Worldwide reports on overdosage with diclofenac cover 66 cases. In approximately one-half of these reports of overdosage, concomitant medications were also taken. The highest dose of diclofenac was 5 g in a 17-year-old male who suffered loss of consciousness, increased intracranial pressure, aspiration pneumonitis, and died 2 days after overdose. The next highest doses of diclofenac were 4 g and 3.75 g. The 24-year-old female who took 4 g and the 28- and 42-year-old females, each of whom took 3.75 g, did not develop any clinically significant signs or symptoms. However, there was a report of a 17-year-old female who experienced vomiting and drowsiness after an overdose of 2.37 g of diclofenac.Animal LD50 values show a wide range of susceptibilities to acute overdosage, with primates being more resistant to acute toxicity than rodents (LD50 in mg/kg–rats, 55; dogs, 500; monkeys, 3200).In case of acute overdosage it is recommended that the stomach be emptied by vomiting or lavage. Forced diuresis may theoretically be beneficial because the drug is excreted in the urine. The effect of dialysis or hemoperfusion in the elimination of diclofenac (99% protein-bound, see CLINICAL PHARMACOLOGY) remains unproven. In addition to supportive measures, the use of oral activated charcoal may help to reduce the absorption of diclofenac.

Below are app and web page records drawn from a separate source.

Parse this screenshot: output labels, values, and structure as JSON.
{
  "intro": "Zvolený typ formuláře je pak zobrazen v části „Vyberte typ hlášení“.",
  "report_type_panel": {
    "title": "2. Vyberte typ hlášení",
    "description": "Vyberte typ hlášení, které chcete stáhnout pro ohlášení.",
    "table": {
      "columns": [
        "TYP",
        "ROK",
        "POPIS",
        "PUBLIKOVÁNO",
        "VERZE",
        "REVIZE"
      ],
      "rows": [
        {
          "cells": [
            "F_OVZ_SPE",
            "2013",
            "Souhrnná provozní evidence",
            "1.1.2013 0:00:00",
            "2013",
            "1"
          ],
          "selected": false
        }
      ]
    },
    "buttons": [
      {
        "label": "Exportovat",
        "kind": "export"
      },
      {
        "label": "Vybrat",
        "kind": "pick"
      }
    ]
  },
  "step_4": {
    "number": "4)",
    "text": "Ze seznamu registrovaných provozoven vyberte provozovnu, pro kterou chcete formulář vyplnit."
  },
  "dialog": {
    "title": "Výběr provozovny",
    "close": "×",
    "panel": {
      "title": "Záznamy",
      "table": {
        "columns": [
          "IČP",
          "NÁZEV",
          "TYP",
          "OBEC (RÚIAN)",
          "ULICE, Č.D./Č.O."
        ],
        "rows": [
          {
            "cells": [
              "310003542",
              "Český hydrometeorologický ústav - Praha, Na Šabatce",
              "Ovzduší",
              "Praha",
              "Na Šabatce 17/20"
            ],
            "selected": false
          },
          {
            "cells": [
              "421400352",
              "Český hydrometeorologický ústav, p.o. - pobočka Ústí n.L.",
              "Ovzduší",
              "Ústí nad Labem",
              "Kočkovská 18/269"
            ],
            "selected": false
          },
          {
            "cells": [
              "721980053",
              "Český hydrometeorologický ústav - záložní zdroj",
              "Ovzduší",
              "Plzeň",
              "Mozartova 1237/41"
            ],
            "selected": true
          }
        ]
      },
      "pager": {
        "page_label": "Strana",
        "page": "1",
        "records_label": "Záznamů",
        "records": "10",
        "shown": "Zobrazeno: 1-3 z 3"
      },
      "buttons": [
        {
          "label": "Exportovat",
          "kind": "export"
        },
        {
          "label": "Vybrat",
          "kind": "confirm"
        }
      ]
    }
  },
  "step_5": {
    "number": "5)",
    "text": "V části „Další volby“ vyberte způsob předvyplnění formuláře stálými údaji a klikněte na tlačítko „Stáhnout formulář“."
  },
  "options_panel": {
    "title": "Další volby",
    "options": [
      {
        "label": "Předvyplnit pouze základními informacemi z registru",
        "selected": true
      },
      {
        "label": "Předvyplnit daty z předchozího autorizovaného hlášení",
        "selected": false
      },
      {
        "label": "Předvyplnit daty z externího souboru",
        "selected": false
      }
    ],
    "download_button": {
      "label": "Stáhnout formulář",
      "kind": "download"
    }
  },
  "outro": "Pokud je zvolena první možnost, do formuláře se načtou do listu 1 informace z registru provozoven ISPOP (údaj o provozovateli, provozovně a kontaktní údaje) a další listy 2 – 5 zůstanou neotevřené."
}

DOSAGE AND ADMINISTRATION


id: AFB490A4-31AF-13AA-5B64-A7C0BE9BD4F5
displayName: Dosage and Administration section
FDA Article Code: 34068-7

Diclofenac sodium may be administered as 25 mg, 50 mg, or 75 mg delayed-release tablets. Regardless of the indication, the dosage of diclofenac should be individualized to the lowest effective dose to minimize adverse effects (see CLINICAL PHARMACOLOGY: Individualization of Dosage)

HOW SUPPLIED


id: 465D35DA-B953-315C-8297-C52D446B2C76
displayName: How Supplied section
FDA Article Code: 34069-5

Diclofenac Sodium Delayed-Release Tablets USP25 mg white, round, enteric-coated tabletsTablets Identified 54 140NDC 0054-8223-25: Unit dose, 10 tablets per strip, 10 strips per shelf pack, ten shelf packs per shipper.NDC 0054-4223-25: Bottles of 100 tablets.50 mg white, round, enteric-coated tabletsTablets Identified 54 592NDC 0054-8221-25: Unit dose, 10 tablets per strip, 10 strips per shelf pack, ten shelf packs per shipper.NDC 0054-4221-25: Bottles of 100 tablets.NDC 0054-4221-31: Bottles of 1000 tablets.75 mg white, round, enteric-coated tabletsTablets Identiied 54 839NDC 0054-8222-25: Unit dose, 10 tablets per strip, 10 strips per shelf pack, ten shelf packs per shipper.NDC 0054-4222-25: Bottles of 100 tablets.NDC 0054-4222-31: Bottles of 1000 tablets.Do not store above 30°C (86°F). Protect from moisture.Dispense in a tight, light-resistant container as defined in the USP/NF.4048700//03© RLI, 2005